Data for this task:
_____
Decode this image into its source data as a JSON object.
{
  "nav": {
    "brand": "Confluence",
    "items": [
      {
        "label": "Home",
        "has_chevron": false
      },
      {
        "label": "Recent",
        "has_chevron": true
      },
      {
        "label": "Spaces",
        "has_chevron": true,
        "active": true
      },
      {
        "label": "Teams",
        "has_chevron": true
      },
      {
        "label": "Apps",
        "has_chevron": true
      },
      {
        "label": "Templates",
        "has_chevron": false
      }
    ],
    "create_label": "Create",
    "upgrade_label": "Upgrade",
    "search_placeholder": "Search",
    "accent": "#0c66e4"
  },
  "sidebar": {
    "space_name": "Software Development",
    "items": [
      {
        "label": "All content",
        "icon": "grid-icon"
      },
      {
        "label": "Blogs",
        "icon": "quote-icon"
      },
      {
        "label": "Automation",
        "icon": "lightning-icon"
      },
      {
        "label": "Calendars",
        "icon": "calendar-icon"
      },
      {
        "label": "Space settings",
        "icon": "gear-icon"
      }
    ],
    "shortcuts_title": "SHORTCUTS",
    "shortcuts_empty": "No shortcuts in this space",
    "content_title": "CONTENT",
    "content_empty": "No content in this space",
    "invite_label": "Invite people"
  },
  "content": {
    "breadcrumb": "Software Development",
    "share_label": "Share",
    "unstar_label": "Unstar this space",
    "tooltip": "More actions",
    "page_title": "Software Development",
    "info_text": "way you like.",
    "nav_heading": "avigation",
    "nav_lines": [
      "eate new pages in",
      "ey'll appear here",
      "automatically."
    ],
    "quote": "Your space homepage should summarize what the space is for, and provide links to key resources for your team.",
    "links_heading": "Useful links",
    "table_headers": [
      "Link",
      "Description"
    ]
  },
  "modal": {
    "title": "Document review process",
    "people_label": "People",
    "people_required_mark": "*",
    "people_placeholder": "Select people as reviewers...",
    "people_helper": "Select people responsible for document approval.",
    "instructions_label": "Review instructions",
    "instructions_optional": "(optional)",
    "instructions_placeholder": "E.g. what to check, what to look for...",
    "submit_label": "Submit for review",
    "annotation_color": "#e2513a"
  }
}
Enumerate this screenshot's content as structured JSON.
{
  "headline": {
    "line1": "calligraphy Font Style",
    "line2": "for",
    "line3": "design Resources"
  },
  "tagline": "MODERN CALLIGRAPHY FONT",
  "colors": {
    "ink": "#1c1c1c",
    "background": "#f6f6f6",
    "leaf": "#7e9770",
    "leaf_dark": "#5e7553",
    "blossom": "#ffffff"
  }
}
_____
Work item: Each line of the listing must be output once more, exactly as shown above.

Response below:
Decode this image into its source data as a JSON object.
{
  "nav": {
    "brand": "Confluence",
    "items": [
      {
        "label": "Home",
        "has_chevron": false
      },
      {
        "label": "Recent",
        "has_chevron": true
      },
      {
        "label": "Spaces",
        "has_chevron": true,
        "active": true
      },
      {
        "label": "Teams",
        "has_chevron": true
      },
      {
        "label": "Apps",
        "has_chevron": true
      },
      {
        "label": "Templates",
        "has_chevron": false
      }
    ],
    "create_label": "Create",
    "upgrade_label": "Upgrade",
    "search_placeholder": "Search",
    "accent": "#0c66e4"
  },
  "sidebar": {
    "space_name": "Software Development",
    "items": [
      {
        "label": "All content",
        "icon": "grid-icon"
      },
      {
        "label": "Blogs",
        "icon": "quote-icon"
      },
      {
        "label": "Automation",
        "icon": "lightning-icon"
      },
      {
        "label": "Calendars",
        "icon": "calendar-icon"
      },
      {
        "label": "Space settings",
        "icon": "gear-icon"
      }
    ],
    "shortcuts_title": "SHORTCUTS",
    "shortcuts_empty": "No shortcuts in this space",
    "content_title": "CONTENT",
    "content_empty": "No content in this space",
    "invite_label": "Invite people"
  },
  "content": {
    "breadcrumb": "Software Development",
    "share_label": "Share",
    "unstar_label": "Unstar this space",
    "tooltip": "More actions",
    "page_title": "Software Development",
    "info_text": "way you like.",
    "nav_heading": "avigation",
    "nav_lines": [
      "eate new pages in",
      "ey'll appear here",
      "automatically."
    ],
    "quote": "Your space homepage should summarize what the space is for, and provide links to key resources for your team.",
    "links_heading": "Useful links",
    "table_headers": [
      "Link",
      "Description"
    ]
  },
  "modal": {
    "title": "Document review process",
    "people_label": "People",
    "people_required_mark": "*",
    "people_placeholder": "Select people as reviewers...",
    "people_helper": "Select people responsible for document approval.",
    "instructions_label": "Review instructions",
    "instructions_optional": "(optional)",
    "instructions_placeholder": "E.g. what to check, what to look for...",
    "submit_label": "Submit for review",
    "annotation_color": "#e2513a"
  }
}
Enumerate this screenshot's content as structured JSON.
{
  "headline": {
    "line1": "calligraphy Font Style",
    "line2": "for",
    "line3": "design Resources"
  },
  "tagline": "MODERN CALLIGRAPHY FONT",
  "colors": {
    "ink": "#1c1c1c",
    "background": "#f6f6f6",
    "leaf": "#7e9770",
    "leaf_dark": "#5e7553",
    "blossom": "#ffffff"
  }
}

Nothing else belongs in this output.